This I Believe

Stephanie - Manitowoc, Wisconsin
Entered on March 27, 2007
Age Group: 30 - 50

I make lists. Lots of them. I could even go so far as to say that I may need to join a support group. You can check my pocket right now, I can almost guarantee that you will find a neatly folded list there.

Some of my lists are downright mundane- bills, budgets, groceries, and the ever-present to-do-list. Others are more existential-college courses plotted out years in advance and a “things-to-do-before-I-die” list that is under constant revision. I even made a “pros and cons” list when my husband proposed (thank goodness the pros side was longer). But no matter how important or how insignificant they may seem, all of these lists are made with the same amount of thought and gravity.

Most people would say that I am wasting my time and possibly that I am more than just a little bit of a control-freak. But to be honest, if I never complete these lists that would be perfectly fine with me. They are simply signposts marking out a path.

I make lists because I believe that making lists is a life-affirming process. Each list made is a way of plotting and planning my future; of reassuring myself that I am making headway toward my goals and of keeping my options open in case my plans go awry. They lend reality to my dreams and help me visualize the path I plan to take in order to reach those dreams.

Because of these lists, I can feel the reins to my life resting lightly in my hands and I know that I am in charge of my future. They give me the confidence that I can lead myself forward at my own pace and in whatever direction I want to go.

These lists are not simply accomplishments or items to be checked off as they are completed. But rather they are items to be contemplated and improved upon as needed. From the lowly loaf of bread on my grocery list to the myriad of options I can choose from off of my “things-to-do-before-I-die” list, each choice not only says who I am and what is important to me now, but also states who I plan to become in the future.

And so, as I visualize myself standing in a small backroom at the local YMCA saying, “Hi, my name is Stephanie and I am a list-maker“, I cannot keep a note of pride from my voice in this little vision of mine.
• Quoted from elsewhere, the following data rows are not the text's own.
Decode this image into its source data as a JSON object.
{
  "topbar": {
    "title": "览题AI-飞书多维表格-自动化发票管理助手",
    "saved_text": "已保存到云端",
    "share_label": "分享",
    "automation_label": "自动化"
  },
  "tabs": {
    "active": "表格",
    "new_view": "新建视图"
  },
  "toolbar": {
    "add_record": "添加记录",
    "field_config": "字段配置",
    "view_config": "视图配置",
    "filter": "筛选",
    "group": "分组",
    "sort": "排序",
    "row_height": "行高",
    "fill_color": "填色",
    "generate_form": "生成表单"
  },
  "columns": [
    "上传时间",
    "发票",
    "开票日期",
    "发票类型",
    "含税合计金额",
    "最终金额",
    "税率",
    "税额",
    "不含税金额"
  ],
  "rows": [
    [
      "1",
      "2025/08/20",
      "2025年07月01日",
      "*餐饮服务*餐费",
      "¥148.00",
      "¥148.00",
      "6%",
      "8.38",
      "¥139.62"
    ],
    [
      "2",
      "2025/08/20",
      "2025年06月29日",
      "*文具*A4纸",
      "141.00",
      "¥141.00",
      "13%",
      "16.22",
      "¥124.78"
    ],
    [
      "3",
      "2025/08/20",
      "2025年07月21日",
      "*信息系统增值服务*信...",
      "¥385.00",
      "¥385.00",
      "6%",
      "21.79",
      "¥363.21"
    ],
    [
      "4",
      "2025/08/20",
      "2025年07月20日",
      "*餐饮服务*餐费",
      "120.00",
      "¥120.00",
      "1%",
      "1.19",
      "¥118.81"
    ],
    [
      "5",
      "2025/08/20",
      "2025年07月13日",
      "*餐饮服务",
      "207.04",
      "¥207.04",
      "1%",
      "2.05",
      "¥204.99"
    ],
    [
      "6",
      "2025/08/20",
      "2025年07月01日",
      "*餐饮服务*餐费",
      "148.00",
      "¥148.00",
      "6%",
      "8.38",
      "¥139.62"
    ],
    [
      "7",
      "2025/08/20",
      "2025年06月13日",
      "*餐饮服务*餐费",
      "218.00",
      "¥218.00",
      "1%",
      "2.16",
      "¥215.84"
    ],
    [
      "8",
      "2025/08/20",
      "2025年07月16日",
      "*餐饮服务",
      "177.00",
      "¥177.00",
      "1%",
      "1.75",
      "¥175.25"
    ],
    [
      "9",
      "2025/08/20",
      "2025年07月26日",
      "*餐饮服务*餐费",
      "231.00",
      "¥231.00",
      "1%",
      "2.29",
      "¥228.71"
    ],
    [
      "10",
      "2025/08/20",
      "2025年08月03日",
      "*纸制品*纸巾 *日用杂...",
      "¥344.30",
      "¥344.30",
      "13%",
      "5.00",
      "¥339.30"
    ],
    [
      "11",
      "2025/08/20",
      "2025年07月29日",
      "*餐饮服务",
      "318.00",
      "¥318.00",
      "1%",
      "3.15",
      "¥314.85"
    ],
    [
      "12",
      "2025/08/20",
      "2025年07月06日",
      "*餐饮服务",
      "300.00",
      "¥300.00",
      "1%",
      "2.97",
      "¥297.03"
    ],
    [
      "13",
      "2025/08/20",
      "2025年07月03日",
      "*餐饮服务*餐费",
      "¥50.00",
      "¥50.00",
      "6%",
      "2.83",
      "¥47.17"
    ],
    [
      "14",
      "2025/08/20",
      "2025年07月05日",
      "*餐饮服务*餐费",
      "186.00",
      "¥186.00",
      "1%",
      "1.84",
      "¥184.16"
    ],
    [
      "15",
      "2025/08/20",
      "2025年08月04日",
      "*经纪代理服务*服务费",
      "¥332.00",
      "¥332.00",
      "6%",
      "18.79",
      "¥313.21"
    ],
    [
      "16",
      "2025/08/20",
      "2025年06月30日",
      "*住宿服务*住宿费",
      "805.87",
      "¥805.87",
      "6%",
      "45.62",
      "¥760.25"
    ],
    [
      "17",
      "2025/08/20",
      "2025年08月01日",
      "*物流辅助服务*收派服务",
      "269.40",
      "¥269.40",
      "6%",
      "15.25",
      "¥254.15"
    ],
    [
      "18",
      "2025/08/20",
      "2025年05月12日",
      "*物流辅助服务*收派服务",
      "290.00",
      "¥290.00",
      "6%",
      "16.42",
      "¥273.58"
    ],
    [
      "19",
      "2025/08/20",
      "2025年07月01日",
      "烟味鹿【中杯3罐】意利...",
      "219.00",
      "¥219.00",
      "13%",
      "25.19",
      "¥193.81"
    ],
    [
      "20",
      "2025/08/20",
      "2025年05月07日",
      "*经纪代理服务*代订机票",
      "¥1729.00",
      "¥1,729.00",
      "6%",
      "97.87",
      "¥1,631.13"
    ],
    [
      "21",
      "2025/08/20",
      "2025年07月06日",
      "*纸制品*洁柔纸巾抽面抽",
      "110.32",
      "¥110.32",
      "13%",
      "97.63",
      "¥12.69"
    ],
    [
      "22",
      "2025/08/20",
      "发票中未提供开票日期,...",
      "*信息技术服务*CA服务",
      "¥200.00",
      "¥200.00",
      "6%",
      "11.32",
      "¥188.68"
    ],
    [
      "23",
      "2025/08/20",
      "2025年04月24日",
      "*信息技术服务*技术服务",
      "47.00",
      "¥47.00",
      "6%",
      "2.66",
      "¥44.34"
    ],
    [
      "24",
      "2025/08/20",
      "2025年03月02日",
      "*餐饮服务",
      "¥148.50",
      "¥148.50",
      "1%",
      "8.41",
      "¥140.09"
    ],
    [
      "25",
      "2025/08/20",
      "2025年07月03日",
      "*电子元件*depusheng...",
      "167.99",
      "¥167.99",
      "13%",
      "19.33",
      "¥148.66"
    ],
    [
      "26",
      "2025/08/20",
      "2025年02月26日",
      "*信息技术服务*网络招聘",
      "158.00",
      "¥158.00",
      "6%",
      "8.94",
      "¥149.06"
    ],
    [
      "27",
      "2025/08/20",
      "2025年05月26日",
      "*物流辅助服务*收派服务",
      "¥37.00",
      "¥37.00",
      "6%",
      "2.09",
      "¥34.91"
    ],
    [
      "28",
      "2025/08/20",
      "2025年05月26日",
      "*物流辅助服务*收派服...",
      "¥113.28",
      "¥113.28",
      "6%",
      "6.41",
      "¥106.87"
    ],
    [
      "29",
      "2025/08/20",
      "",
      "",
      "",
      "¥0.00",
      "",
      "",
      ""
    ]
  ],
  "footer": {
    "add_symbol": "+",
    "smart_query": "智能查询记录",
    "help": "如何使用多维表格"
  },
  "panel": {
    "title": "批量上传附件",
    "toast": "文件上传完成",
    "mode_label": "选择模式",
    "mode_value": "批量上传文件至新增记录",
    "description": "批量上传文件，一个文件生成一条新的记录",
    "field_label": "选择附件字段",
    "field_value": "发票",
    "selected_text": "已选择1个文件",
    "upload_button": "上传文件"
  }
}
Because I know two things, one is that I will not be alone in that room-there will be others sitting there in little grey folding chairs nodding knowingly and murmuring their understanding. The second thing I know is that there is going to be at least one list in my pocket.